▸ **About this task**: Set down the data below word for word, and leave the images aside.

(Supplied records begins)

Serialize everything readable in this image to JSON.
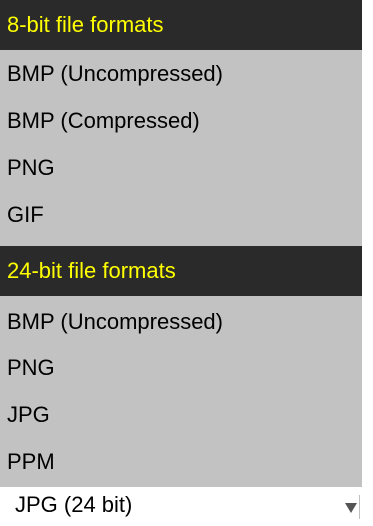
{
  "dropdown": {
    "groups": [
      {
        "header": "8-bit file formats",
        "items": [
          "BMP (Uncompressed)",
          "BMP (Compressed)",
          "PNG",
          "GIF"
        ]
      },
      {
        "header": "24-bit file formats",
        "items": [
          "BMP (Uncompressed)",
          "PNG",
          "JPG",
          "PPM"
        ]
      }
    ],
    "selected_value": "JPG (24 bit)",
    "colors": {
      "list_background": "#c2c2c2",
      "header_background": "#2a2a2a",
      "header_text": "#ffff00"
    }
  }
}
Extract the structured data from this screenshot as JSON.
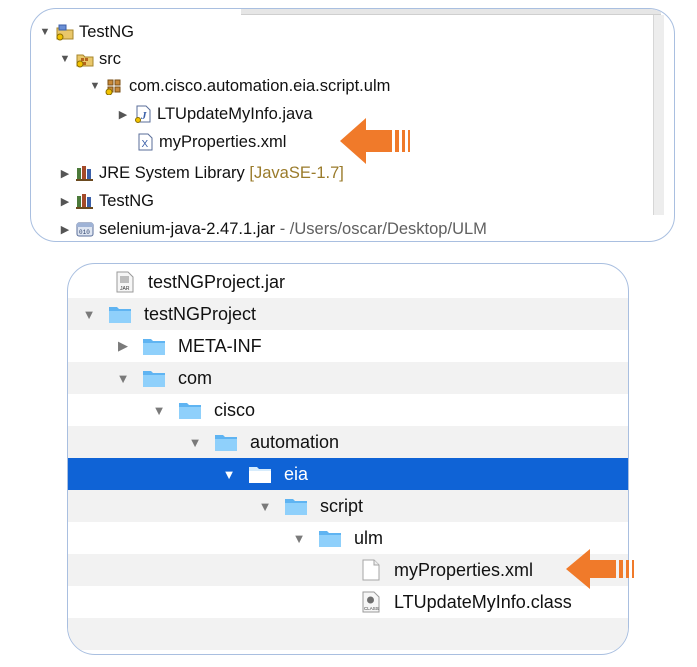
{
  "eclipse": {
    "rows": [
      {
        "label": "TestNG",
        "expanded": true,
        "icon": "java-project-icon"
      },
      {
        "label": "src",
        "expanded": true,
        "icon": "source-folder-icon"
      },
      {
        "label": "com.cisco.automation.eia.script.ulm",
        "expanded": true,
        "icon": "package-icon"
      },
      {
        "label": "LTUpdateMyInfo.java",
        "expanded": false,
        "icon": "java-file-icon"
      },
      {
        "label": "myProperties.xml",
        "icon": "xml-file-icon"
      },
      {
        "label": "JRE System Library",
        "decoration": "[JavaSE-1.7]",
        "expanded": false,
        "icon": "library-icon"
      },
      {
        "label": "TestNG",
        "expanded": false,
        "icon": "library-icon"
      },
      {
        "label": "selenium-java-2.47.1.jar",
        "decoration": "- /Users/oscar/Desktop/ULM",
        "expanded": false,
        "icon": "jar-icon"
      }
    ]
  },
  "finder": {
    "selected_color": "#0f63d6",
    "rows": [
      {
        "label": "testNGProject.jar",
        "type": "jar"
      },
      {
        "label": "testNGProject",
        "type": "folder",
        "expanded": true
      },
      {
        "label": "META-INF",
        "type": "folder",
        "expanded": false
      },
      {
        "label": "com",
        "type": "folder",
        "expanded": true
      },
      {
        "label": "cisco",
        "type": "folder",
        "expanded": true
      },
      {
        "label": "automation",
        "type": "folder",
        "expanded": true
      },
      {
        "label": "eia",
        "type": "folder",
        "expanded": true,
        "selected": true
      },
      {
        "label": "script",
        "type": "folder",
        "expanded": true
      },
      {
        "label": "ulm",
        "type": "folder",
        "expanded": true
      },
      {
        "label": "myProperties.xml",
        "type": "file"
      },
      {
        "label": "LTUpdateMyInfo.class",
        "type": "class"
      }
    ]
  },
  "glyphs": {
    "expanded": "▼",
    "collapsed": "▶"
  },
  "accent_color": "#f07a2a"
}
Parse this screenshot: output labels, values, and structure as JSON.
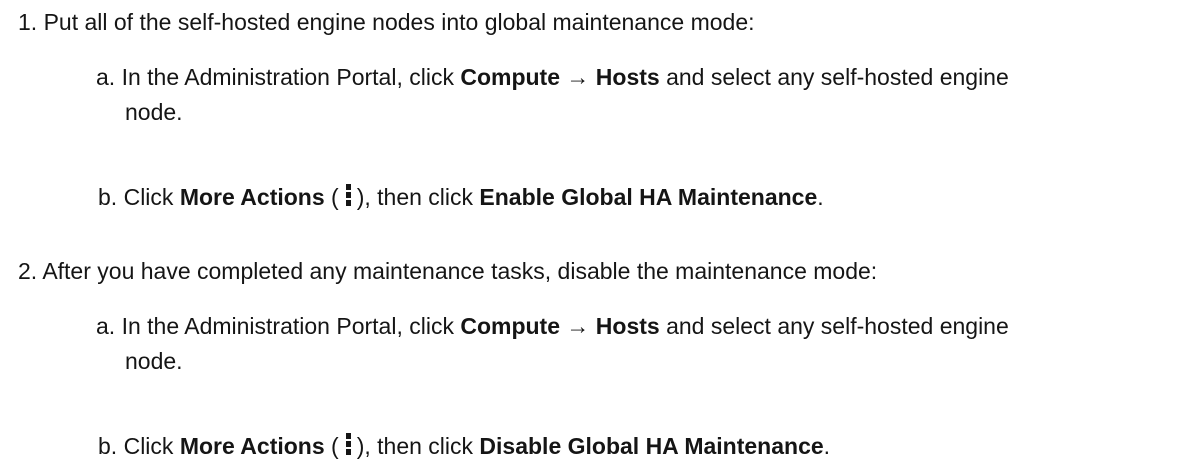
{
  "steps": [
    {
      "number": "1.",
      "text": "Put all of the self-hosted engine nodes into global maintenance mode:",
      "substeps": [
        {
          "letter": "a.",
          "text_before": "In the Administration Portal, click ",
          "menu_compute": "Compute",
          "arrow": "→",
          "menu_hosts": "Hosts",
          "text_after": " and select any self-hosted engine",
          "continuation": "node."
        },
        {
          "letter": "b.",
          "text_before": "Click ",
          "more_actions": "More Actions",
          "paren_open": " (",
          "paren_close": "), then click ",
          "action": "Enable Global HA Maintenance",
          "period": "."
        }
      ]
    },
    {
      "number": "2.",
      "text": "After you have completed any maintenance tasks, disable the maintenance mode:",
      "substeps": [
        {
          "letter": "a.",
          "text_before": "In the Administration Portal, click ",
          "menu_compute": "Compute",
          "arrow": "→",
          "menu_hosts": "Hosts",
          "text_after": " and select any self-hosted engine",
          "continuation": "node."
        },
        {
          "letter": "b.",
          "text_before": "Click ",
          "more_actions": "More Actions",
          "paren_open": " (",
          "paren_close": "), then click ",
          "action": "Disable Global HA Maintenance",
          "period": "."
        }
      ]
    }
  ],
  "icons": {
    "more_actions_icon": "kebab-vertical-icon"
  }
}
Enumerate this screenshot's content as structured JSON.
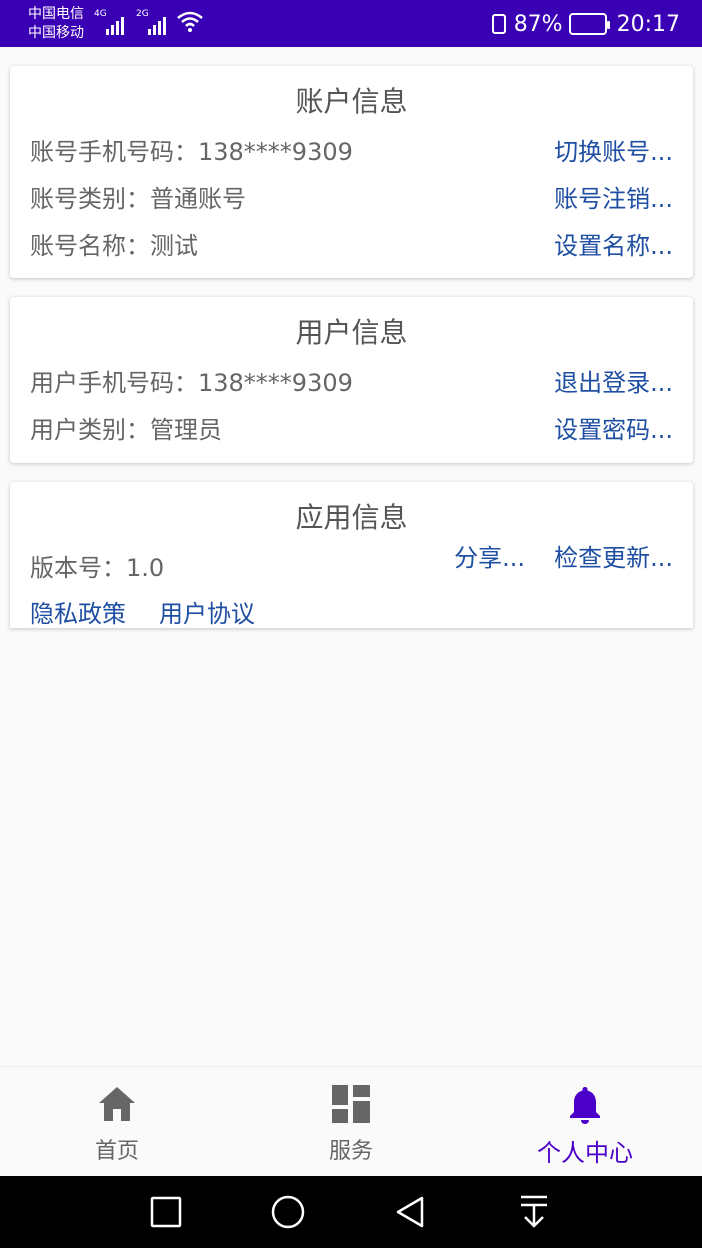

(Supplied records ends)

▸ **Completed exercise**:
Serialize everything readable in this image to JSON.
{
  "dropdown": {
    "groups": [
      {
        "header": "8-bit file formats",
        "items": [
          "BMP (Uncompressed)",
          "BMP (Compressed)",
          "PNG",
          "GIF"
        ]
      },
      {
        "header": "24-bit file formats",
        "items": [
          "BMP (Uncompressed)",
          "PNG",
          "JPG",
          "PPM"
        ]
      }
    ],
    "selected_value": "JPG (24 bit)",
    "colors": {
      "list_background": "#c2c2c2",
      "header_background": "#2a2a2a",
      "header_text": "#ffff00"
    }
  }
}
Extract the structured data from this screenshot as JSON.
{
  "eclipse": {
    "rows": [
      {
        "label": "TestNG",
        "expanded": true,
        "icon": "java-project-icon"
      },
      {
        "label": "src",
        "expanded": true,
        "icon": "source-folder-icon"
      },
      {
        "label": "com.cisco.automation.eia.script.ulm",
        "expanded": true,
        "icon": "package-icon"
      },
      {
        "label": "LTUpdateMyInfo.java",
        "expanded": false,
        "icon": "java-file-icon"
      },
      {
        "label": "myProperties.xml",
        "icon": "xml-file-icon"
      },
      {
        "label": "JRE System Library",
        "decoration": "[JavaSE-1.7]",
        "expanded": false,
        "icon": "library-icon"
      },
      {
        "label": "TestNG",
        "expanded": false,
        "icon": "library-icon"
      },
      {
        "label": "selenium-java-2.47.1.jar",
        "decoration": "- /Users/oscar/Desktop/ULM",
        "expanded": false,
        "icon": "jar-icon"
      }
    ]
  },
  "finder": {
    "selected_color": "#0f63d6",
    "rows": [
      {
        "label": "testNGProject.jar",
        "type": "jar"
      },
      {
        "label": "testNGProject",
        "type": "folder",
        "expanded": true
      },
      {
        "label": "META-INF",
        "type": "folder",
        "expanded": false
      },
      {
        "label": "com",
        "type": "folder",
        "expanded": true
      },
      {
        "label": "cisco",
        "type": "folder",
        "expanded": true
      },
      {
        "label": "automation",
        "type": "folder",
        "expanded": true
      },
      {
        "label": "eia",
        "type": "folder",
        "expanded": true,
        "selected": true
      },
      {
        "label": "script",
        "type": "folder",
        "expanded": true
      },
      {
        "label": "ulm",
        "type": "folder",
        "expanded": true
      },
      {
        "label": "myProperties.xml",
        "type": "file"
      },
      {
        "label": "LTUpdateMyInfo.class",
        "type": "class"
      }
    ]
  },
  "glyphs": {
    "expanded": "▼",
    "collapsed": "▶"
  },
  "accent_color": "#f07a2a"
}
Parse this screenshot: output labels, values, and structure as JSON.
{
  "steps": [
    {
      "number": "1.",
      "text": "Put all of the self-hosted engine nodes into global maintenance mode:",
      "substeps": [
        {
          "letter": "a.",
          "text_before": "In the Administration Portal, click ",
          "menu_compute": "Compute",
          "arrow": "→",
          "menu_hosts": "Hosts",
          "text_after": " and select any self-hosted engine",
          "continuation": "node."
        },
        {
          "letter": "b.",
          "text_before": "Click ",
          "more_actions": "More Actions",
          "paren_open": " (",
          "paren_close": "), then click ",
          "action": "Enable Global HA Maintenance",
          "period": "."
        }
      ]
    },
    {
      "number": "2.",
      "text": "After you have completed any maintenance tasks, disable the maintenance mode:",
      "substeps": [
        {
          "letter": "a.",
          "text_before": "In the Administration Portal, click ",
          "menu_compute": "Compute",
          "arrow": "→",
          "menu_hosts": "Hosts",
          "text_after": " and select any self-hosted engine",
          "continuation": "node."
        },
        {
          "letter": "b.",
          "text_before": "Click ",
          "more_actions": "More Actions",
          "paren_open": " (",
          "paren_close": "), then click ",
          "action": "Disable Global HA Maintenance",
          "period": "."
        }
      ]
    }
  ],
  "icons": {
    "more_actions_icon": "kebab-vertical-icon"
  }
}
Enumerate this screenshot's content as structured JSON.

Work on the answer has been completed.